James: She is teaching you that your wounds are nothing to be ashamed of, that seen in the light of the self they have a certain beauty. The web of skin is probably the story you have made of your wounds. A story is like skin, in that it hides what is inside. Her comments probably mean that obsessing about your wounds hides your spiritual beauty.
The scarred reproductive organs probably refer to the damage the abuse visited on you dampened your creativity, your ability to live creatively and freely. This web of thoughts and emotions about your abuse is an illness, it is a waste, spiritually. It is “shitty.”
Karl: Karl, after a while, asked her if she could still have sex. She smiled and said no, but could still love in a very deep way. This type of love was somehow communicated to Karl, who got the meaning to be a love that is a lot more real, fulfilling and satisfying.
James: Somewhere along the line you confused sex and love. No blame, most everybody – particularly men – make this mistake. Sex without love is self-centered, little more than masturbation. Love is the nature of the self, open, free, compassionate, beautiful, radiant, etc.
Karl: Karl then asked if she had such a person to love; she smiled and gave Karl a deep hug.
James: The self – you – love Karl. This is why you are trying to lay the abused-boy thought to rest. When it is gone, you can love yourself. By “gone” I mean that when you see that it is just a story, a web of ideas that generate a predictable set of negative emotions, it will no longer have a hold on you. The thought (I am unworthy, damaged, etc.) will arise, perhaps – it is one of those thoughts like a fetus in the womb that will stop in its own time – but the feelings associated with it will no longer appear, because you will appreciate it as mithya, only a thought, not a reality. The abuse stopped a long time ago, but you kept it alive, carried it forward and allowed it to contaminate Karl.

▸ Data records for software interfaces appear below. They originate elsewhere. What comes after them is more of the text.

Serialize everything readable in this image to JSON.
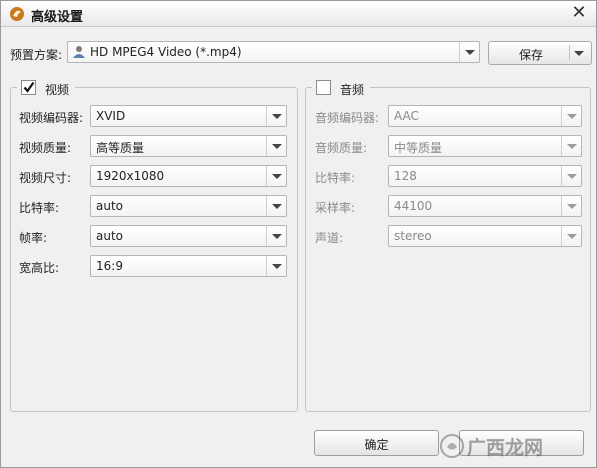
{
  "window": {
    "title": "高级设置",
    "close_glyph": "✕"
  },
  "preset": {
    "label": "预置方案:",
    "value": "HD MPEG4 Video (*.mp4)"
  },
  "save_button": {
    "label": "保存"
  },
  "video": {
    "title": "视频",
    "checked": true,
    "fields": [
      {
        "label": "视频编码器:",
        "value": "XVID"
      },
      {
        "label": "视频质量:",
        "value": "高等质量"
      },
      {
        "label": "视频尺寸:",
        "value": "1920x1080"
      },
      {
        "label": "比特率:",
        "value": "auto"
      },
      {
        "label": "帧率:",
        "value": "auto"
      },
      {
        "label": "宽高比:",
        "value": "16:9"
      }
    ]
  },
  "audio": {
    "title": "音频",
    "checked": false,
    "fields": [
      {
        "label": "音频编码器:",
        "value": "AAC"
      },
      {
        "label": "音频质量:",
        "value": "中等质量"
      },
      {
        "label": "比特率:",
        "value": "128"
      },
      {
        "label": "采样率:",
        "value": "44100"
      },
      {
        "label": "声道:",
        "value": "stereo"
      }
    ]
  },
  "buttons": {
    "ok": "确定"
  },
  "watermark": {
    "text": "广西龙网"
  },
  "colors": {
    "accent": "#1a1a1a",
    "disabled_text": "#8a8a8a",
    "window_bg": "#f0f0f0"
  }
}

When you take a stand in awareness, your story is like a movie. You may be sitting in the theater watching it, but you know it and the tears it engenders are not real. The bad things that happen are nothing to be ashamed of. They had to happen. There is a lesson in them. And the lesson is always love. So this dream woman is telling you how to see your ugly past. It is not ugly. It is beautiful. Love it. Sex is looking for love in the wrong place – the body. You can’t look for love, because you are love; you can only appreciate it. What happened is a gift from Isvara, prasad. So the next time you think about it – or feel inclined to tell someone about it – present it as a twisted but beautiful story that leads to love. “Zero-sum” means that there is an upside to every downside. Keeping this fact in mind and looking for the upside in every thought and situation is the discipline of Vedanta.
In Chapter XI of the Gita, Krishna shows Arjuna all the evil in the world and Arjuna can’t appreciate it. The idea of this revelation is that unhappiness with evil is pointless because evil exists. It always has and it always will. It is a consequence of ignorance of Isvara. The jiva cannot remove it. It can only view it in the right light, as an inevitable and necessary part of the apparent reality that has its own beauty.